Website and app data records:
################

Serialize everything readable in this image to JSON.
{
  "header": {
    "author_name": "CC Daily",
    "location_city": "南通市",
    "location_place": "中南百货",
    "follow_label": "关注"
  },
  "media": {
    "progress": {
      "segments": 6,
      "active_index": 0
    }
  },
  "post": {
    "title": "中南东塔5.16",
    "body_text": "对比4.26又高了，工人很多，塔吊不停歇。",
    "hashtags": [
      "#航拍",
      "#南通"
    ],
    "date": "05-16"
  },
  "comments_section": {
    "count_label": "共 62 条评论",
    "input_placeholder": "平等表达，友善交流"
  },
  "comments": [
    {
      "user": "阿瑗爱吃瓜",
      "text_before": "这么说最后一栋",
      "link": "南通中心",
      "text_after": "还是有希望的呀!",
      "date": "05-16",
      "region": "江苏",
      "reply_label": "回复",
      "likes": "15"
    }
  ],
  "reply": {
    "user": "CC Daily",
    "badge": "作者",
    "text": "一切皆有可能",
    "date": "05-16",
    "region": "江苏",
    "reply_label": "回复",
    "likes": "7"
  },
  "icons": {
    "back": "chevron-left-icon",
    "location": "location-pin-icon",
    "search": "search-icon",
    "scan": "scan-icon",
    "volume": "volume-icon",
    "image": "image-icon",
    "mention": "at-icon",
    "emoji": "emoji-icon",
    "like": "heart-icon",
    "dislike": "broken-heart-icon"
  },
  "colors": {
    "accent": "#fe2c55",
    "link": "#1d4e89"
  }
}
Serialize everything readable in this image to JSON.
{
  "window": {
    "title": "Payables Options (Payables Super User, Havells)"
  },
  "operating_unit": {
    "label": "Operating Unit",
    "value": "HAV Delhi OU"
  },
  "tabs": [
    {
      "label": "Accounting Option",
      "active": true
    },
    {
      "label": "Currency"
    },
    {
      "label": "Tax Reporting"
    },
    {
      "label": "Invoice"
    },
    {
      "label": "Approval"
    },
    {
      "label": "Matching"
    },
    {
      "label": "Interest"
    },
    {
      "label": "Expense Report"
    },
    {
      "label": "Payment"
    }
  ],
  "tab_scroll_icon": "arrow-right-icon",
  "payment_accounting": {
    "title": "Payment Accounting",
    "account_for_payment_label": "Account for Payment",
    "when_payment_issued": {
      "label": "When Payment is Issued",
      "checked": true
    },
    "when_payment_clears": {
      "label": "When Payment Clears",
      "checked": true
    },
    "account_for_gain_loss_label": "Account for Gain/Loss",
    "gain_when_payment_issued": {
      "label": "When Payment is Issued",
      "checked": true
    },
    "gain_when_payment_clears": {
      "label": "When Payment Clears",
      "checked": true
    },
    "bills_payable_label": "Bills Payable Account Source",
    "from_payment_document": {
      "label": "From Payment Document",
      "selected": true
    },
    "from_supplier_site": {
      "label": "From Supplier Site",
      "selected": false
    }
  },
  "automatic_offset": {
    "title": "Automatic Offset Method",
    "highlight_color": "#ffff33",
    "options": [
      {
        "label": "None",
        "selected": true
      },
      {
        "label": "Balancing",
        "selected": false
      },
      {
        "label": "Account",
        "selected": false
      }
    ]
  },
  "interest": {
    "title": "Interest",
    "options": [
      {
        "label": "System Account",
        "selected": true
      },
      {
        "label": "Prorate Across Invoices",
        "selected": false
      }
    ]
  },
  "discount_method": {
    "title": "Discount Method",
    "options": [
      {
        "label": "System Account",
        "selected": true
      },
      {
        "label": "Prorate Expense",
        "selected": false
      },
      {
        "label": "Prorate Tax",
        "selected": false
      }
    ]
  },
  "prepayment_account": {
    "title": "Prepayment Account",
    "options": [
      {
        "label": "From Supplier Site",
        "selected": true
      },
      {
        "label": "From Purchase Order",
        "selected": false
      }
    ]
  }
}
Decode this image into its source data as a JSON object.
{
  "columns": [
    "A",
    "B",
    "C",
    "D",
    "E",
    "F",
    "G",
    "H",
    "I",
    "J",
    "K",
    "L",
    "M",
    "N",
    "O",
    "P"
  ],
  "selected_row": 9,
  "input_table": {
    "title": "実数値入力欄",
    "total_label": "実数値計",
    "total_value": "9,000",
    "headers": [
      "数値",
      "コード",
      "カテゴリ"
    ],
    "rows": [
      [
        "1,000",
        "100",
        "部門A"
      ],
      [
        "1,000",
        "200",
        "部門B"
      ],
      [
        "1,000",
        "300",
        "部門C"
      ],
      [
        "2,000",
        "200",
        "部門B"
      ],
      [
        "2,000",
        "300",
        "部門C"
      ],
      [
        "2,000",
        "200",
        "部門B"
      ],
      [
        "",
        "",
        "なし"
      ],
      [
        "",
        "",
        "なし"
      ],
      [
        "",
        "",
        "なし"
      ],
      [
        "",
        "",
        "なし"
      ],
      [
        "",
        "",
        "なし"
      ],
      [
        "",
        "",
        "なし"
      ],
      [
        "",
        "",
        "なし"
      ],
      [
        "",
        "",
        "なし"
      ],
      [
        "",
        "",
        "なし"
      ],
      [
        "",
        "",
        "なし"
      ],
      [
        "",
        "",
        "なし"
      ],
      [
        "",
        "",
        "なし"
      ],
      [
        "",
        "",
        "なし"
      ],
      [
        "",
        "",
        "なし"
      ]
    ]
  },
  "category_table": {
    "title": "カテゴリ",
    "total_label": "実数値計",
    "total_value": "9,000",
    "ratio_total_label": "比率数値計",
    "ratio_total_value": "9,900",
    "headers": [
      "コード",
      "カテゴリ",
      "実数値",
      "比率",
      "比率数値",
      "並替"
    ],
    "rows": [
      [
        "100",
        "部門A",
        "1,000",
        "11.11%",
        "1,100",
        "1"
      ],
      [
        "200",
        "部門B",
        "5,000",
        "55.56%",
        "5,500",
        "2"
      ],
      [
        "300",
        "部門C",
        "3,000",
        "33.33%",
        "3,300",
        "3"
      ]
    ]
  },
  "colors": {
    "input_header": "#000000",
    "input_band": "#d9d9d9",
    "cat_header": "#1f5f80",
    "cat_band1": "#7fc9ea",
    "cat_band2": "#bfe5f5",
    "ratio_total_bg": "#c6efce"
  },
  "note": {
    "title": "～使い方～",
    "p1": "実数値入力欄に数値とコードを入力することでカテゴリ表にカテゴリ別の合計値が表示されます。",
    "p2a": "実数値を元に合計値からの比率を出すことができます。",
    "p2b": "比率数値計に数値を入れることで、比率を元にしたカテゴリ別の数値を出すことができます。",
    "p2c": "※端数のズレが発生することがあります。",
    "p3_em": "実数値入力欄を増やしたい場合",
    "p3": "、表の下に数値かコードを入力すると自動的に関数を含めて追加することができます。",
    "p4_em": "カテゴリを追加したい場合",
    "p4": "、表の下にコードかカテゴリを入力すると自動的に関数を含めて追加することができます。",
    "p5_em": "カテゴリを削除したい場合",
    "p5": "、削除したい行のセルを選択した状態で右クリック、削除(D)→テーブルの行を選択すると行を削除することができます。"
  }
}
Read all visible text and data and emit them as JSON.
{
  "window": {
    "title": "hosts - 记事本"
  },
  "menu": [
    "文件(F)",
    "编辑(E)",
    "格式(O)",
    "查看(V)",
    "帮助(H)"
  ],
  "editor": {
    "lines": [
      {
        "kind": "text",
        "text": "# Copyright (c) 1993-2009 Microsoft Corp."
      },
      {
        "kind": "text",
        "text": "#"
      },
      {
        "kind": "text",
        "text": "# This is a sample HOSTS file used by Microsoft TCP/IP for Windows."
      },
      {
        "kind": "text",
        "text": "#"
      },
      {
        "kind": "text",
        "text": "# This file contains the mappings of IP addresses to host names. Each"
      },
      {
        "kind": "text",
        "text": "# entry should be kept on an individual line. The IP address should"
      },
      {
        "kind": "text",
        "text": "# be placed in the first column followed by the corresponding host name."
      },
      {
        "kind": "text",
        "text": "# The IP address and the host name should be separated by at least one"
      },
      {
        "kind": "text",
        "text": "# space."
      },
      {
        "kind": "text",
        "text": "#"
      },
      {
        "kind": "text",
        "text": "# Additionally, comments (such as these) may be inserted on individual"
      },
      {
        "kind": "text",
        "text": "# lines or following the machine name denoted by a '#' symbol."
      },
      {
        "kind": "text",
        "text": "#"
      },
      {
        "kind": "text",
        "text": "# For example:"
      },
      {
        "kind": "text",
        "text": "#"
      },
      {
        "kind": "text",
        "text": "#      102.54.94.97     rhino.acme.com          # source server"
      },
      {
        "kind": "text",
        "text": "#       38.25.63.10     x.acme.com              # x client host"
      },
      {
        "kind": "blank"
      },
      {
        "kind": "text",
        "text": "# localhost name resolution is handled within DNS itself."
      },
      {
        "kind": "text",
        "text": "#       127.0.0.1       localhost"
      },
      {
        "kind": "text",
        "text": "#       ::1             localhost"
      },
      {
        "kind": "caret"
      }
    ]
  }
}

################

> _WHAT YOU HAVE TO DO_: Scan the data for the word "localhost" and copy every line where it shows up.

> _TASK ANSWER_:
        "text": "# localhost name resolution is handled within DNS itself."
        "text": "#       127.0.0.1       localhost"
        "text": "#       ::1             localhost"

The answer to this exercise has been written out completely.